Easy does not preclude truth.
I was conversing with a friend recently who had also experienced a protracted trauma. While our tragedies were starkly different, our pursuit towards healing is very much the same: a perpetual desire to be better, become better, have better. I don't know if this friend has realized this, but I hope it is realized. There must always be a commitment to not stop moving forward. If there is one thing I learned in physics, it's that an object in motion stays in motion tends to stay in motion. Movement towards betterment must never cease.
In this discussion, like many times before, I wondered how can there be joy when a person has so much right to never feel it again. It dawned on me then, joy is a muscle.
Some people are born with joy like some people are born with muscle. They don’t have to work very hard to obtain much. Others have to practice hard in order to obtain any at all. Both, in order to maintain new muscle, have to remain disciplined and put into practice the muscle they do have to build new muscle.
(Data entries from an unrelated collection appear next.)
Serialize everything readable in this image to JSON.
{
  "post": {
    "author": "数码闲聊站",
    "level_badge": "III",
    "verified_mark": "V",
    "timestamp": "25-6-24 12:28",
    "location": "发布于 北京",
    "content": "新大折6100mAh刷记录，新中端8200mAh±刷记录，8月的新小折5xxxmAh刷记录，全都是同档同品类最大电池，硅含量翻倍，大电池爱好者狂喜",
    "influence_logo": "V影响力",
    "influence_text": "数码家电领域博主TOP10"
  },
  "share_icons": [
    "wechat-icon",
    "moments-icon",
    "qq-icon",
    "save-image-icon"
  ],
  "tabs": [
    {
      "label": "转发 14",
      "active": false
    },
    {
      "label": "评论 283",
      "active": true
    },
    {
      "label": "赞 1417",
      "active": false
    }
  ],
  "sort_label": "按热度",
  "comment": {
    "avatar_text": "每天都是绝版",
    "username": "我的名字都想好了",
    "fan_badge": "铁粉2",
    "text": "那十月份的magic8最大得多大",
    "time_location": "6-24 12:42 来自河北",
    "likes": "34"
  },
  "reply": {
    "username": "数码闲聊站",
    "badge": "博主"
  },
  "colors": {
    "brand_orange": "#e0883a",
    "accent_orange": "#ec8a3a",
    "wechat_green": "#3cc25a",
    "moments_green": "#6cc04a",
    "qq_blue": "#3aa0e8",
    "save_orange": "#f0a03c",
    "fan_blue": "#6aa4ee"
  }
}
If the builder were to stumble or become sick, where s/he could not practice, s/he would begin to loose mass and muscle. However, it is not lost. There may be a setback, but it is not gone forever. A return back to training will return the person back to where they once were. (Or maybe it is better they not return to where they were before the sickness/injury/setback. Maybe they are at someplace better so they don't return to the sickness/injury/setback).
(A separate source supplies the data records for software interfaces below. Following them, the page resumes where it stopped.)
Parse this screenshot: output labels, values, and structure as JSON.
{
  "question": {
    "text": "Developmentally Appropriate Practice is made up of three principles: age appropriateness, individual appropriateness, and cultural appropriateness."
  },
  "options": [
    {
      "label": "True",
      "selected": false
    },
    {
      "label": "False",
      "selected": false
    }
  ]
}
If the weight trainer were to look at his or her loss of muscle definition and say all is lost and cannot regain what I had lost, who of us would say to that person, how foolish you are. Return back to training and you can and will regain what you lost, or something new.
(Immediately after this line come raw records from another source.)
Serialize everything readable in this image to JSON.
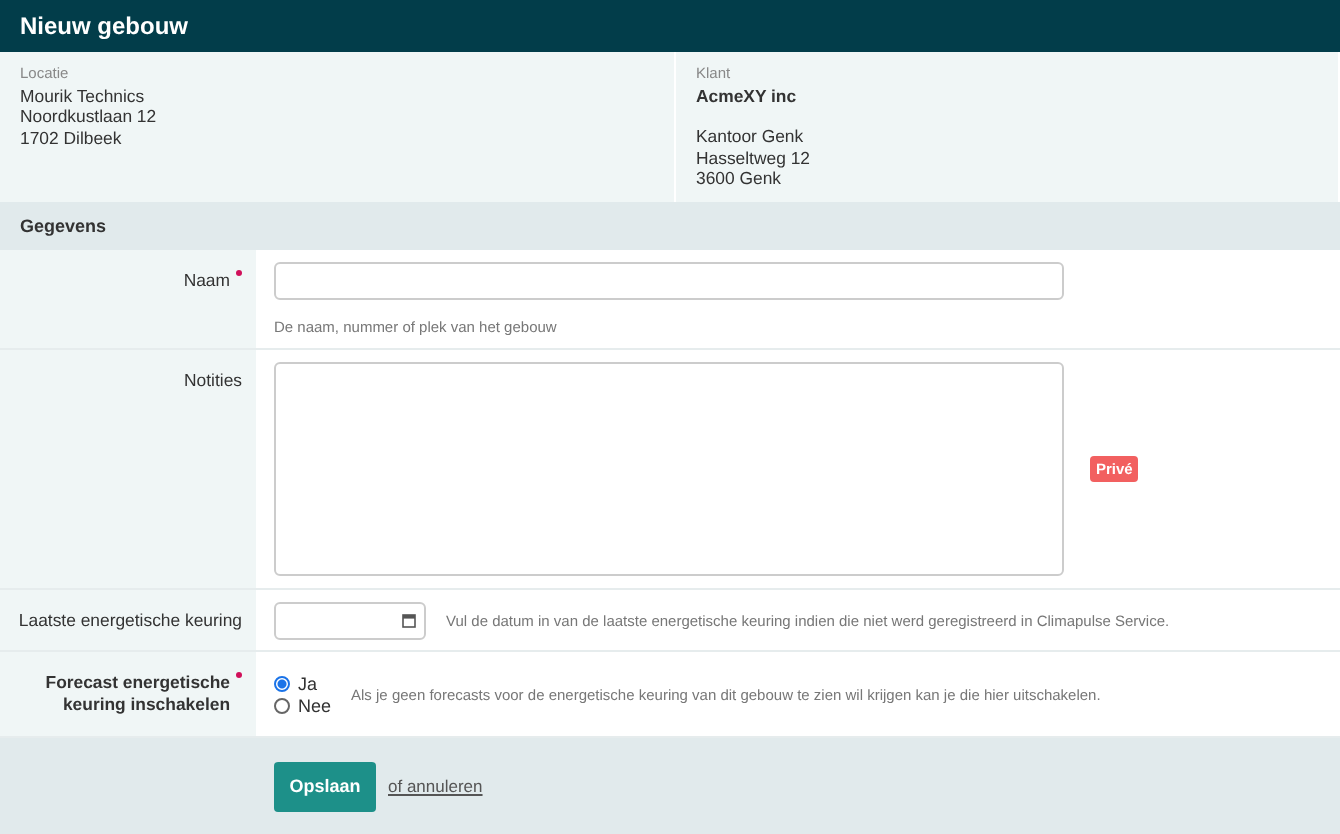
{
  "title": "Nieuw gebouw",
  "info": [
    {
      "label": "Locatie",
      "lines": [
        "Mourik Technics",
        "Noordkustlaan 12",
        "1702 Dilbeek"
      ]
    },
    {
      "label": "Klant",
      "name": "AcmeXY inc",
      "lines": [
        "Kantoor Genk",
        "Hasseltweg 12",
        "3600 Genk"
      ]
    }
  ],
  "section": "Gegevens",
  "fields": [
    {
      "kind": "text",
      "label": "Naam",
      "required": true,
      "help": "De naam, nummer of plek van het gebouw"
    },
    {
      "kind": "textarea",
      "label": "Notities",
      "required": false,
      "badge": "Privé"
    },
    {
      "kind": "date",
      "label": "Laatste energetische keuring",
      "required": false,
      "help": "Vul de datum in van de laatste energetische keuring indien die niet werd geregistreerd in Climapulse Service."
    },
    {
      "kind": "radio",
      "label": "Forecast energetische keuring inschakelen",
      "required": true,
      "options": [
        {
          "label": "Ja",
          "selected": true
        },
        {
          "label": "Nee",
          "selected": false
        }
      ],
      "help": "Als je geen forecasts voor de energetische keuring van dit gebouw te zien wil krijgen kan je die hier uitschakelen."
    }
  ],
  "actions": {
    "save": "Opslaan",
    "cancel": "of annuleren"
  }
}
I have failed to view joy in the same light.
I will forever be jealous of the natural ability of those who can find joy and spread joy, have joy and be joy. However, that does not diminish the joy I have and can have and will have. Just because one muscle builder has more muscle than I do, does not mean I have no muscle.
Anyone who has experienced deep loss and deep betrayal have every right to the sorrow and disappointment they feel. I have felt many times there can never be joy after this. However, I believe if we chose to pursue joy, we will have it.
After learning how to bench for the first time - I noticed something. Fatigue happens when we use muscles. Sometimes in my pursuit of a joy, I feel fatigued. But I need to remember that it is a daily discipline. And each day I apply myself, the stronger I become.
How do we pursue joy? By recognizing it where it exists. Small victories, focusing on the good things in our life daily. Perhaps it's as small as one person saying hello to you with a smile. It is good. Pursue it, and be that which you are pursuing.
Not very deep today, but simple is good is sometimes.
~Henry Van Dyke